Years before I got sick and ended up in the hospital, I put my affairs in order. I can’t begin to tell you how good it felt not having to worry about whether my things were in order during what was a pretty stressful time.
When most people think about estate planning, the first thing that comes to mind is the will. Who is going to get their stuff is the thing that people seem to worry about most.
Now don’t get me wrong, an orderly transfer of your wealth to your loved ones is extremely important, but preparing for the bad things that we encounter during our lifetimes are equally important.
Everyone should have a power of attorney and a health care representative designation in place. Everyone should give some thoughts about end or life decisions and decide if an advanced medical directive, such as a living will, should be signed. These are the things that we, as adults, need to consider.
I know that no one likes to think about getting sick and dying. However, that shouldn’t be an excuse not be prepared. All it takes is a little discomfort to keep from leaving a mess for your loved ones. Please plan.

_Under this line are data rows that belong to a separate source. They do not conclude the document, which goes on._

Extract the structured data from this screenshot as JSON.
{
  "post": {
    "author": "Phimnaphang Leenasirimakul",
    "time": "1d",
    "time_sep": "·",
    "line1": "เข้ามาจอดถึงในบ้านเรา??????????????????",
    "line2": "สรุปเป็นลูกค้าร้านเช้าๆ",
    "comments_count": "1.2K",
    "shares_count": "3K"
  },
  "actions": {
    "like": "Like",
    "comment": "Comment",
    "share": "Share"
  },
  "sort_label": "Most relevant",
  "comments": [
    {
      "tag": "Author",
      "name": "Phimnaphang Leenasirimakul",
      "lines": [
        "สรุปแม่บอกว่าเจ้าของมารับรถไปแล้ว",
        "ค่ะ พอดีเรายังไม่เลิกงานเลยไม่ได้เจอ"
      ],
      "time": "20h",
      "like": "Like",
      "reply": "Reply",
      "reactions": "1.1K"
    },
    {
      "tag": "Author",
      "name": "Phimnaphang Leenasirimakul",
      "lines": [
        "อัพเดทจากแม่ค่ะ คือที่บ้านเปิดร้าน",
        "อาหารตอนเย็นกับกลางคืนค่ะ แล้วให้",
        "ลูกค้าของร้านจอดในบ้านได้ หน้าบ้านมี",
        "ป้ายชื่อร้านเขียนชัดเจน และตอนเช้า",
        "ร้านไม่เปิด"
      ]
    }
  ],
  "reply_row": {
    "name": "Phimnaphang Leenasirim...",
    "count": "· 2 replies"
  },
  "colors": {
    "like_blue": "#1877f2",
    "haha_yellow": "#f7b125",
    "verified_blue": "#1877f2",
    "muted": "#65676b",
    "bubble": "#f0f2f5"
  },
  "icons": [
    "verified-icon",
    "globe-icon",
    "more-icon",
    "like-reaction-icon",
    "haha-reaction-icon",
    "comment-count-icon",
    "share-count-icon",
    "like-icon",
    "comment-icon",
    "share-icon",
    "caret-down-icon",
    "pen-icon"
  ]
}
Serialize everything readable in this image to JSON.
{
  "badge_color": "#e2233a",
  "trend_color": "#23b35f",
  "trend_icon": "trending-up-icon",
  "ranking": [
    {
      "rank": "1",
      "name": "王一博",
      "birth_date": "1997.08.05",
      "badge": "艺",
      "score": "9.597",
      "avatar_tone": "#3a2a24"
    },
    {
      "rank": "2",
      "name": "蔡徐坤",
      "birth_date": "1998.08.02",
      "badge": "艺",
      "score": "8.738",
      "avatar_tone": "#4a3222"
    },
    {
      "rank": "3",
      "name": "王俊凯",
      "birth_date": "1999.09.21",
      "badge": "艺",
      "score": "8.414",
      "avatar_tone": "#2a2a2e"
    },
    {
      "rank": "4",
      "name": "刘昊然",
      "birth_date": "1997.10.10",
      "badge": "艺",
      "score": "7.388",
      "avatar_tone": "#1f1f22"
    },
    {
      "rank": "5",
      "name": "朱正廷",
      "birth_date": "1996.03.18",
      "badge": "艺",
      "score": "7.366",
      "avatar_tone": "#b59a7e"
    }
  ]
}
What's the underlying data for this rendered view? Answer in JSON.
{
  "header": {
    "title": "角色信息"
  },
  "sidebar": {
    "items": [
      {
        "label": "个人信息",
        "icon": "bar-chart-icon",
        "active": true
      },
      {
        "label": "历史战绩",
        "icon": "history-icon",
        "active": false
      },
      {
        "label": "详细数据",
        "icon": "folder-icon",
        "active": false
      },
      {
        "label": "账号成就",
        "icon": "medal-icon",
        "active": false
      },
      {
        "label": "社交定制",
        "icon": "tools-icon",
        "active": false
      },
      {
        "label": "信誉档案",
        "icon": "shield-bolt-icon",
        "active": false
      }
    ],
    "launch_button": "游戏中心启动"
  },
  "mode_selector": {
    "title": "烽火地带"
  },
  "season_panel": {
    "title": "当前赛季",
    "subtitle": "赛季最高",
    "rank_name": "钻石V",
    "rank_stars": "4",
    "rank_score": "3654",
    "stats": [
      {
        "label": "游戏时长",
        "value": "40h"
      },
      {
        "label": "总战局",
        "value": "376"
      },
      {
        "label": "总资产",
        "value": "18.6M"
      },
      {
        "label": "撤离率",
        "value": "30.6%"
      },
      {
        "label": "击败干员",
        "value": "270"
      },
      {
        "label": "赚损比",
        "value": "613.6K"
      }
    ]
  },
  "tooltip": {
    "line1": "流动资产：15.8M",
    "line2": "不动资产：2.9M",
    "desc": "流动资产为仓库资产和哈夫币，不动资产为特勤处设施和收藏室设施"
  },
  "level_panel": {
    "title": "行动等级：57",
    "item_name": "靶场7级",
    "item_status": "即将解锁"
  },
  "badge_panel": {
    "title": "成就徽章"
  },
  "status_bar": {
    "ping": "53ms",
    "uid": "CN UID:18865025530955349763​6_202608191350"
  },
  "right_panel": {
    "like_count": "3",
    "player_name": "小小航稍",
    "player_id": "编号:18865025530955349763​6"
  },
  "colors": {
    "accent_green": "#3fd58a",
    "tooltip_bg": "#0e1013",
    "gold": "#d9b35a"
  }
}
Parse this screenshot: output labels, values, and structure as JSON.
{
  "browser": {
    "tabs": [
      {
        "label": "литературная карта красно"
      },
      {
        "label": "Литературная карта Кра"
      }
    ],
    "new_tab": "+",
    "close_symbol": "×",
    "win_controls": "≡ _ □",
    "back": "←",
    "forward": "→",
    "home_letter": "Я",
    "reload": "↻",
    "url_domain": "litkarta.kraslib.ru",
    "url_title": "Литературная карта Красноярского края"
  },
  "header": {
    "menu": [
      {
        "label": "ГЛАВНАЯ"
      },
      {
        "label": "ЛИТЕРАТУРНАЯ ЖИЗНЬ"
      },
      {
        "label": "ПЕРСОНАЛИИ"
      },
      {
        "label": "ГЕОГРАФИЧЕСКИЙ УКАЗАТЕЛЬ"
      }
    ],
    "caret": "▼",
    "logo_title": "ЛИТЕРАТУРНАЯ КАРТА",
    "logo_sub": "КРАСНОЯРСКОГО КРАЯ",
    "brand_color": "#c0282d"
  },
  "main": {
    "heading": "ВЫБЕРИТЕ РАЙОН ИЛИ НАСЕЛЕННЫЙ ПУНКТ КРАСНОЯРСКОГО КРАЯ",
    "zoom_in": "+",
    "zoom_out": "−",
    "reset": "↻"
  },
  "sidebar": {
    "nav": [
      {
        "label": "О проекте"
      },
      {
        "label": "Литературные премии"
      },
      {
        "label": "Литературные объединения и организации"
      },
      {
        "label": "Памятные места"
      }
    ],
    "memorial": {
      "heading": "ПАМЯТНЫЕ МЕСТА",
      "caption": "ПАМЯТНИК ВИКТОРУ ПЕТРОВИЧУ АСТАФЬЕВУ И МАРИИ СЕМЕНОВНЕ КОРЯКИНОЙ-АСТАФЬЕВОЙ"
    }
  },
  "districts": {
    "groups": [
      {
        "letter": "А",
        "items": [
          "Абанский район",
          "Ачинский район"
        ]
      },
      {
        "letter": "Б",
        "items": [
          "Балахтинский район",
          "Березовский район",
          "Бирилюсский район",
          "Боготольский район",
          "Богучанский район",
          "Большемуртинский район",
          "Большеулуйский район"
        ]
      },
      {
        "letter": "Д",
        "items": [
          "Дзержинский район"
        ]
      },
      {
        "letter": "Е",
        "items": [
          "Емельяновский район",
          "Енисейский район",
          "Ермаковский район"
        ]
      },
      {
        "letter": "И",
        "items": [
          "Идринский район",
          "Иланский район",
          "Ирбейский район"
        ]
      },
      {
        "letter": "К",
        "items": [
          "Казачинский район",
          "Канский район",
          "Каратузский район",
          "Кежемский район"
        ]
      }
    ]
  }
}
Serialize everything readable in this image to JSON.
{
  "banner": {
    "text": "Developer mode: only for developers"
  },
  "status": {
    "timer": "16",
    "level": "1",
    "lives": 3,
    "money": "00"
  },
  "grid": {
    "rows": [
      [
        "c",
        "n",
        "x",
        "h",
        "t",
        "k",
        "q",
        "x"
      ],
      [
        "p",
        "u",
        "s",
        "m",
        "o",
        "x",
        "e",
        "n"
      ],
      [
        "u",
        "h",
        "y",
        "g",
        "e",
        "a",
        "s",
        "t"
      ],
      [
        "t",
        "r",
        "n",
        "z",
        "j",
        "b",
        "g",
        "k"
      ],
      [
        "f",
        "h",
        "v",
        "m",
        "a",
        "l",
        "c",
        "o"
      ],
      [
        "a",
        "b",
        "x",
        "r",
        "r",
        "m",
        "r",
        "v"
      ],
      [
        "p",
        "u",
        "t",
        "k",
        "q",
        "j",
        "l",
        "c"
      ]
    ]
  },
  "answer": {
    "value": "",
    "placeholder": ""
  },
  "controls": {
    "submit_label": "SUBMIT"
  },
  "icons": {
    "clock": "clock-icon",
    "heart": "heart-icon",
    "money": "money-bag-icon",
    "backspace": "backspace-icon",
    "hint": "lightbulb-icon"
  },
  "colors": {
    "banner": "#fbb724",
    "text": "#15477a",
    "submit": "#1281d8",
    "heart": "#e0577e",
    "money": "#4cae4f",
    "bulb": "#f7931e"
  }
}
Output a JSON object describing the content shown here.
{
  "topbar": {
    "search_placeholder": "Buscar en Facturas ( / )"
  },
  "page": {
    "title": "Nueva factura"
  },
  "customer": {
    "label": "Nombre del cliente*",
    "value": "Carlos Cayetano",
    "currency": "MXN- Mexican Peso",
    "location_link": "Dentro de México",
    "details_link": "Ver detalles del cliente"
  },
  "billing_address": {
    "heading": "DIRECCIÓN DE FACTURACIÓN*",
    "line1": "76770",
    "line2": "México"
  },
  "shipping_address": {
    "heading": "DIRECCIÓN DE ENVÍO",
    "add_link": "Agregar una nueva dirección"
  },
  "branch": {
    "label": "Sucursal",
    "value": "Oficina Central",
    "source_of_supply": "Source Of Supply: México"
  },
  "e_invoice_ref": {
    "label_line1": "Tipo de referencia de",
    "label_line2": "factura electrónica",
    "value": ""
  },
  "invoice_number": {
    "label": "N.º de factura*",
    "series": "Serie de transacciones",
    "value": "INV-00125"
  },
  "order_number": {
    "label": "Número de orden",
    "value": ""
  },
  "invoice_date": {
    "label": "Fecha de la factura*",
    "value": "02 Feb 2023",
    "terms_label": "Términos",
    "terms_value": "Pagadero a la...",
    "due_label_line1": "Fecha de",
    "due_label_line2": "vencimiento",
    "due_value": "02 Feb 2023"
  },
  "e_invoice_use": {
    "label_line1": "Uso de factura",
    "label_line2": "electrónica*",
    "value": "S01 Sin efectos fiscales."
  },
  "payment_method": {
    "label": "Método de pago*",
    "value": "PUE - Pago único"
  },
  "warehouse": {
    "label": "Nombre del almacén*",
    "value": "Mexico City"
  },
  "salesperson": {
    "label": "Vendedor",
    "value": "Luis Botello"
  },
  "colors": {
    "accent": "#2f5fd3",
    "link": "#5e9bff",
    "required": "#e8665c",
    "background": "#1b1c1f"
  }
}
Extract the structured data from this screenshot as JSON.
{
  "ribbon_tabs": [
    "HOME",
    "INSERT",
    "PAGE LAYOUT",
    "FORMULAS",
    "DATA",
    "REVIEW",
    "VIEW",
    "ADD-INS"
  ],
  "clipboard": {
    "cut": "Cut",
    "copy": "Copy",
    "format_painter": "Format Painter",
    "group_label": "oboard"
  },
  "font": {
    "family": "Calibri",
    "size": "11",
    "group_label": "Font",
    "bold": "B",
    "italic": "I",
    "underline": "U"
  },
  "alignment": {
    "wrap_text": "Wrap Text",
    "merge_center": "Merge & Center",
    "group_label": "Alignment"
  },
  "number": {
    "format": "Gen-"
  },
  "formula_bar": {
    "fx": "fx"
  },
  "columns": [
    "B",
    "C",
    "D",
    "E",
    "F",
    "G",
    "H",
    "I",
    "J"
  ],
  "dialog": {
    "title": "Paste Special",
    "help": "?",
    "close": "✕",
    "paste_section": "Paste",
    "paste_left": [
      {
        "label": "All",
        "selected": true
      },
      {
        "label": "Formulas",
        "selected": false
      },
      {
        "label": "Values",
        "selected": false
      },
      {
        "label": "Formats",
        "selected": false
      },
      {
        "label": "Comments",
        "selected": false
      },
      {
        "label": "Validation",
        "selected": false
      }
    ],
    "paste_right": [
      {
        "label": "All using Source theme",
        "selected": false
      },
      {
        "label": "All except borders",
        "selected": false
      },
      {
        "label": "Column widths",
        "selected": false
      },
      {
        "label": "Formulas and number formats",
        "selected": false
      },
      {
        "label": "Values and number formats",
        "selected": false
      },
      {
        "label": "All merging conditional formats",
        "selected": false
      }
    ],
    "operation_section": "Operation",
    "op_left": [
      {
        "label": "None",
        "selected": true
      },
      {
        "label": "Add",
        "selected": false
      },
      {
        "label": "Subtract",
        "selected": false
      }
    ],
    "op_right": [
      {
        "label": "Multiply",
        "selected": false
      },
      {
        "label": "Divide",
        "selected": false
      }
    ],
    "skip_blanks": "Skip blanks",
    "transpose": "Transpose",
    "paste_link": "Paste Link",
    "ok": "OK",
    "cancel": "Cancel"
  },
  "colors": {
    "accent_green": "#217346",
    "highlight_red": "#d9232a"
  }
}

Christopher W. Yugo is an attorney in Crown Point. Chris’ Estate Planning Article appears online every Sunday at www.nwi.com. Address questions to Chris in care of The Times, 601 W. 45th Ave., Munster, IN 46321 or to Chrisyugolaw@gmail.com. Chris’ information is meant to be general in nature. Specific legal, tax, or insurance questions should be referred to your attorney, accountant, or estate-planning specialist.